What you will do:
Search the entries below for the string "true" and copy the lines that hold it.

Interface dataset entries
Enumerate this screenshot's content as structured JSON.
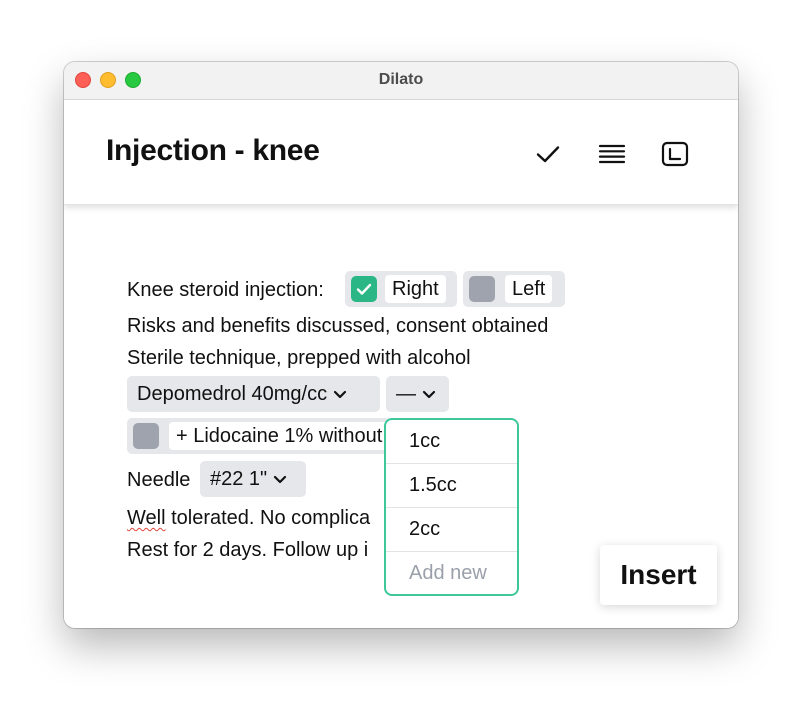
{
  "window": {
    "title": "Dilato"
  },
  "header": {
    "title": "Injection - knee",
    "icons": [
      "checkmark-icon",
      "list-lines-icon",
      "sidebar-panel-icon"
    ]
  },
  "template": {
    "line1": {
      "prefix": "Knee steroid injection:",
      "options": [
        {
          "label": "Right",
          "checked": true
        },
        {
          "label": "Left",
          "checked": false
        }
      ]
    },
    "line2": "Risks and benefits discussed, consent obtained",
    "line3": "Sterile technique, prepped with alcohol",
    "medication_select": {
      "value": "Depomedrol 40mg/cc"
    },
    "dose_select": {
      "value": "—"
    },
    "lidocaine": {
      "label": "+ Lidocaine 1% without",
      "checked": false
    },
    "needle": {
      "label": "Needle",
      "value": "#22 1\""
    },
    "line7": {
      "word1": "Well",
      "rest": " tolerated. No complica"
    },
    "line8": "Rest for 2 days. Follow up i"
  },
  "dose_dropdown": {
    "options": [
      "1cc",
      "1.5cc",
      "2cc"
    ],
    "add_new_placeholder": "Add new"
  },
  "insert_button": {
    "label": "Insert"
  },
  "colors": {
    "accent_green": "#2bb685",
    "dropdown_border": "#3ec89a",
    "chip_bg": "#e6e7ea",
    "unchecked_box": "#9ea3ad"
  }
}
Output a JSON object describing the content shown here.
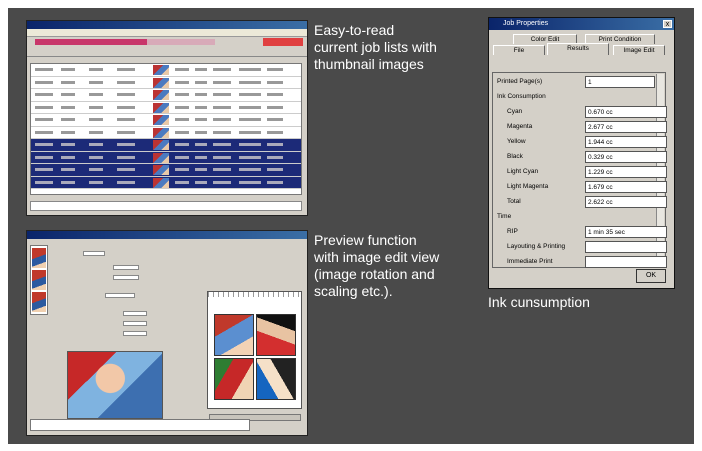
{
  "captions": {
    "job_list": "Easy-to-read\ncurrent job lists with\nthumbnail images",
    "preview": "Preview function\nwith image edit view\n(image rotation and\nscaling etc.).",
    "ink": "Ink cunsumption"
  },
  "job_list_shot": {
    "progress_fraction": 0.62,
    "selected_rows": [
      6,
      7,
      8,
      9
    ]
  },
  "dialog": {
    "title": "Job Properties",
    "close_glyph": "x",
    "tabs_back": [
      "Color Edit",
      "Print Condition"
    ],
    "tabs_front": [
      "File",
      "Results",
      "Image Edit"
    ],
    "active_tab": "Results",
    "rows": [
      {
        "label": "Printed Page(s)",
        "value": "1",
        "section": true,
        "short": true
      },
      {
        "label": "Ink Consumption",
        "value": null,
        "section": true
      },
      {
        "label": "Cyan",
        "value": "0.670 cc"
      },
      {
        "label": "Magenta",
        "value": "2.677 cc"
      },
      {
        "label": "Yellow",
        "value": "1.944 cc"
      },
      {
        "label": "Black",
        "value": "0.329 cc"
      },
      {
        "label": "Light Cyan",
        "value": "1.229 cc"
      },
      {
        "label": "Light Magenta",
        "value": "1.679 cc"
      },
      {
        "label": "Total",
        "value": "2.622 cc"
      },
      {
        "label": "Time",
        "value": null,
        "section": true
      },
      {
        "label": "RIP",
        "value": "1 min 35 sec"
      },
      {
        "label": "Layouting & Printing",
        "value": ""
      },
      {
        "label": "Immediate Print",
        "value": ""
      }
    ],
    "ok_label": "OK"
  },
  "colors": {
    "background": "#4a4a4a",
    "title_bar": "#0a246a",
    "selection": "#1c2a78",
    "progress": "#c8366a"
  }
}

Result of the exercise:
          "checked": true
        "section": true,
        "short": true
        "section": true
        "section": true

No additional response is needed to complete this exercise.